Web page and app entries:
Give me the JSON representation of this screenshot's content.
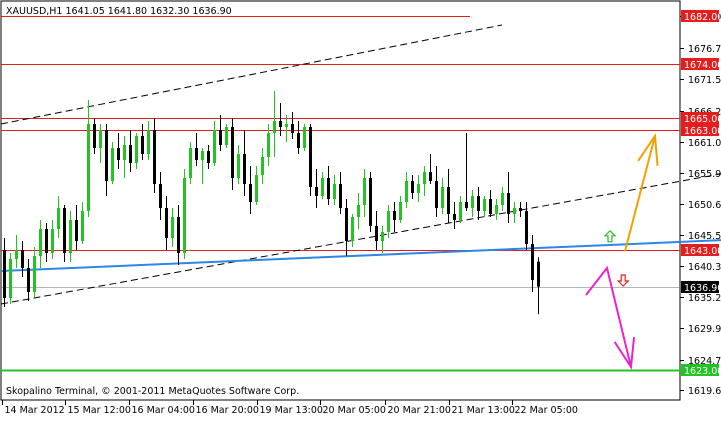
{
  "header": {
    "symbol_line": "XAUUSD,H1  1641.05 1641.80 1632.30 1636.90"
  },
  "footer": {
    "copyright": "Skopalino Terminal, © 2001-2011 MetaQuotes Software Corp."
  },
  "colors": {
    "candle_up": "#22c322",
    "candle_down": "#000000",
    "level_line": "#e41e1e",
    "trend_blue": "#2c87e6",
    "support_green": "#22c322",
    "arrow_orange": "#f5a000",
    "arrow_magenta": "#ee22cc",
    "signal_up": "#22c322",
    "signal_down": "#e41e1e"
  },
  "icons": {
    "signal_up": "up-arrow-icon",
    "signal_down": "down-arrow-icon"
  },
  "chart_data": {
    "type": "candlestick",
    "title": "XAUUSD,H1",
    "ohlc_last": {
      "open": 1641.05,
      "high": 1641.8,
      "low": 1632.3,
      "close": 1636.9
    },
    "ylim": [
      1618.0,
      1684.5
    ],
    "y_ticks": [
      1682.0,
      1676.75,
      1671.5,
      1666.25,
      1661.0,
      1655.9,
      1650.65,
      1645.55,
      1640.3,
      1635.2,
      1629.95,
      1624.7,
      1619.6
    ],
    "x_ticks": [
      "14 Mar 2012",
      "15 Mar 12:00",
      "16 Mar 04:00",
      "16 Mar 20:00",
      "19 Mar 13:00",
      "20 Mar 05:00",
      "20 Mar 21:00",
      "21 Mar 13:00",
      "22 Mar 05:00"
    ],
    "levels": [
      {
        "value": 1682.0,
        "label": "1682.00",
        "style": "red"
      },
      {
        "value": 1674.0,
        "label": "1674.00",
        "style": "red"
      },
      {
        "value": 1665.06,
        "label": "1665.06",
        "style": "red"
      },
      {
        "value": 1663.0,
        "label": "1663.00",
        "style": "red"
      },
      {
        "value": 1643.0,
        "label": "1643.00",
        "style": "red"
      },
      {
        "value": 1636.9,
        "label": "1636.90",
        "style": "current"
      },
      {
        "value": 1623.0,
        "label": "1623.00",
        "style": "green"
      }
    ],
    "candles": [
      [
        1643.0,
        1645.0,
        1633.5,
        1635.0
      ],
      [
        1635.0,
        1642.5,
        1634.0,
        1641.5
      ],
      [
        1641.5,
        1645.5,
        1640.0,
        1643.0
      ],
      [
        1643.0,
        1644.5,
        1638.5,
        1640.0
      ],
      [
        1640.0,
        1641.5,
        1634.5,
        1636.0
      ],
      [
        1636.0,
        1643.5,
        1635.0,
        1642.0
      ],
      [
        1642.0,
        1648.0,
        1640.0,
        1646.5
      ],
      [
        1646.5,
        1647.5,
        1641.0,
        1642.5
      ],
      [
        1642.5,
        1648.0,
        1641.5,
        1646.5
      ],
      [
        1646.5,
        1652.0,
        1645.0,
        1650.0
      ],
      [
        1650.0,
        1650.5,
        1641.0,
        1642.5
      ],
      [
        1642.5,
        1649.5,
        1641.0,
        1648.0
      ],
      [
        1648.0,
        1650.5,
        1643.0,
        1644.5
      ],
      [
        1644.5,
        1651.0,
        1644.0,
        1649.5
      ],
      [
        1649.5,
        1668.0,
        1648.5,
        1664.0
      ],
      [
        1664.0,
        1665.0,
        1659.0,
        1660.0
      ],
      [
        1660.0,
        1664.0,
        1657.5,
        1663.0
      ],
      [
        1663.0,
        1664.0,
        1652.0,
        1654.5
      ],
      [
        1654.5,
        1661.0,
        1654.0,
        1660.0
      ],
      [
        1660.0,
        1662.5,
        1656.5,
        1658.0
      ],
      [
        1658.0,
        1662.0,
        1655.0,
        1660.5
      ],
      [
        1660.5,
        1663.0,
        1656.0,
        1657.5
      ],
      [
        1657.5,
        1662.5,
        1656.5,
        1662.0
      ],
      [
        1662.0,
        1664.0,
        1658.0,
        1659.0
      ],
      [
        1659.0,
        1664.5,
        1658.0,
        1663.0
      ],
      [
        1663.0,
        1665.0,
        1652.5,
        1654.0
      ],
      [
        1654.0,
        1656.0,
        1648.0,
        1650.0
      ],
      [
        1650.0,
        1652.0,
        1643.0,
        1645.0
      ],
      [
        1645.0,
        1650.0,
        1643.5,
        1648.5
      ],
      [
        1648.5,
        1650.5,
        1640.5,
        1642.5
      ],
      [
        1642.5,
        1656.5,
        1641.5,
        1655.0
      ],
      [
        1655.0,
        1661.0,
        1654.0,
        1660.0
      ],
      [
        1660.0,
        1662.5,
        1657.0,
        1658.0
      ],
      [
        1658.0,
        1660.0,
        1654.0,
        1659.5
      ],
      [
        1659.5,
        1660.5,
        1656.5,
        1657.5
      ],
      [
        1657.5,
        1664.5,
        1657.0,
        1663.0
      ],
      [
        1663.0,
        1665.5,
        1659.5,
        1660.5
      ],
      [
        1660.5,
        1664.0,
        1660.0,
        1663.5
      ],
      [
        1663.5,
        1665.0,
        1653.0,
        1655.0
      ],
      [
        1655.0,
        1660.5,
        1654.0,
        1659.0
      ],
      [
        1659.0,
        1663.0,
        1652.0,
        1654.0
      ],
      [
        1654.0,
        1657.0,
        1649.0,
        1651.0
      ],
      [
        1651.0,
        1657.0,
        1650.5,
        1655.5
      ],
      [
        1655.5,
        1660.0,
        1654.0,
        1658.5
      ],
      [
        1658.5,
        1664.0,
        1657.0,
        1662.5
      ],
      [
        1662.5,
        1669.5,
        1658.5,
        1664.5
      ],
      [
        1664.5,
        1667.5,
        1662.0,
        1663.5
      ],
      [
        1663.5,
        1665.5,
        1661.0,
        1664.0
      ],
      [
        1664.0,
        1666.0,
        1661.5,
        1662.5
      ],
      [
        1662.5,
        1664.5,
        1659.0,
        1660.0
      ],
      [
        1660.0,
        1664.0,
        1659.5,
        1663.5
      ],
      [
        1663.5,
        1664.0,
        1652.0,
        1653.5
      ],
      [
        1653.5,
        1656.5,
        1650.0,
        1652.0
      ],
      [
        1652.0,
        1656.0,
        1651.5,
        1655.0
      ],
      [
        1655.0,
        1657.0,
        1650.5,
        1651.5
      ],
      [
        1651.5,
        1655.5,
        1650.5,
        1654.0
      ],
      [
        1654.0,
        1656.0,
        1649.0,
        1650.0
      ],
      [
        1650.0,
        1651.5,
        1642.0,
        1644.5
      ],
      [
        1644.5,
        1649.0,
        1643.5,
        1648.5
      ],
      [
        1648.5,
        1652.5,
        1646.5,
        1650.5
      ],
      [
        1650.5,
        1656.5,
        1648.5,
        1655.0
      ],
      [
        1655.0,
        1656.0,
        1646.0,
        1647.0
      ],
      [
        1647.0,
        1649.5,
        1643.0,
        1644.5
      ],
      [
        1644.5,
        1647.0,
        1642.5,
        1646.0
      ],
      [
        1646.0,
        1650.5,
        1645.0,
        1649.5
      ],
      [
        1649.5,
        1651.0,
        1646.0,
        1648.0
      ],
      [
        1648.0,
        1652.0,
        1647.5,
        1651.0
      ],
      [
        1651.0,
        1656.0,
        1650.0,
        1654.5
      ],
      [
        1654.5,
        1655.5,
        1651.5,
        1652.5
      ],
      [
        1652.5,
        1655.5,
        1651.0,
        1654.0
      ],
      [
        1654.0,
        1657.0,
        1652.0,
        1656.0
      ],
      [
        1656.0,
        1659.0,
        1654.0,
        1654.5
      ],
      [
        1654.5,
        1657.0,
        1648.5,
        1650.0
      ],
      [
        1650.0,
        1655.0,
        1649.0,
        1653.5
      ],
      [
        1653.5,
        1656.5,
        1647.5,
        1649.0
      ],
      [
        1649.0,
        1651.0,
        1646.5,
        1648.0
      ],
      [
        1648.0,
        1652.0,
        1647.5,
        1651.0
      ],
      [
        1651.0,
        1662.5,
        1649.5,
        1650.0
      ],
      [
        1650.0,
        1653.0,
        1648.5,
        1652.0
      ],
      [
        1652.0,
        1653.5,
        1648.0,
        1649.5
      ],
      [
        1649.5,
        1652.0,
        1648.5,
        1651.5
      ],
      [
        1651.5,
        1653.0,
        1648.5,
        1649.0
      ],
      [
        1649.0,
        1651.5,
        1648.0,
        1650.5
      ],
      [
        1650.5,
        1653.5,
        1649.5,
        1652.5
      ],
      [
        1652.5,
        1656.0,
        1647.5,
        1649.0
      ],
      [
        1649.0,
        1651.0,
        1647.5,
        1650.0
      ],
      [
        1650.0,
        1651.0,
        1648.5,
        1649.5
      ],
      [
        1649.5,
        1651.0,
        1643.0,
        1644.0
      ],
      [
        1644.0,
        1645.5,
        1636.0,
        1638.0
      ],
      [
        1641.05,
        1641.8,
        1632.3,
        1636.9
      ]
    ],
    "trendlines": [
      {
        "name": "upper-channel",
        "style": "dashed",
        "from": [
          -0.5,
          1664.0
        ],
        "to": [
          83.0,
          1680.5
        ]
      },
      {
        "name": "lower-channel",
        "style": "dashed",
        "from": [
          -0.5,
          1634.0
        ],
        "to": [
          124.0,
          1656.5
        ]
      },
      {
        "name": "blue-trendline",
        "style": "solid-blue",
        "from": [
          -0.5,
          1639.5
        ],
        "to": [
          121.0,
          1644.7
        ]
      }
    ],
    "signals": [
      {
        "type": "up",
        "bar": 101.0,
        "price": 1645.2
      },
      {
        "type": "down",
        "bar": 103.2,
        "price": 1638.0
      }
    ],
    "projection_arrows": [
      {
        "color": "orange",
        "points": [
          [
            103.5,
            1642.8
          ],
          [
            108.5,
            1662.0
          ]
        ]
      },
      {
        "color": "magenta",
        "points": [
          [
            97.0,
            1635.5
          ],
          [
            100.5,
            1640.0
          ],
          [
            104.5,
            1623.5
          ]
        ]
      }
    ]
  }
}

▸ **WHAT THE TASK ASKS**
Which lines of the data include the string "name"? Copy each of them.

▸ **THE COMPLETED TASK**
        "name": "upper-channel",
        "name": "lower-channel",
        "name": "blue-trendline",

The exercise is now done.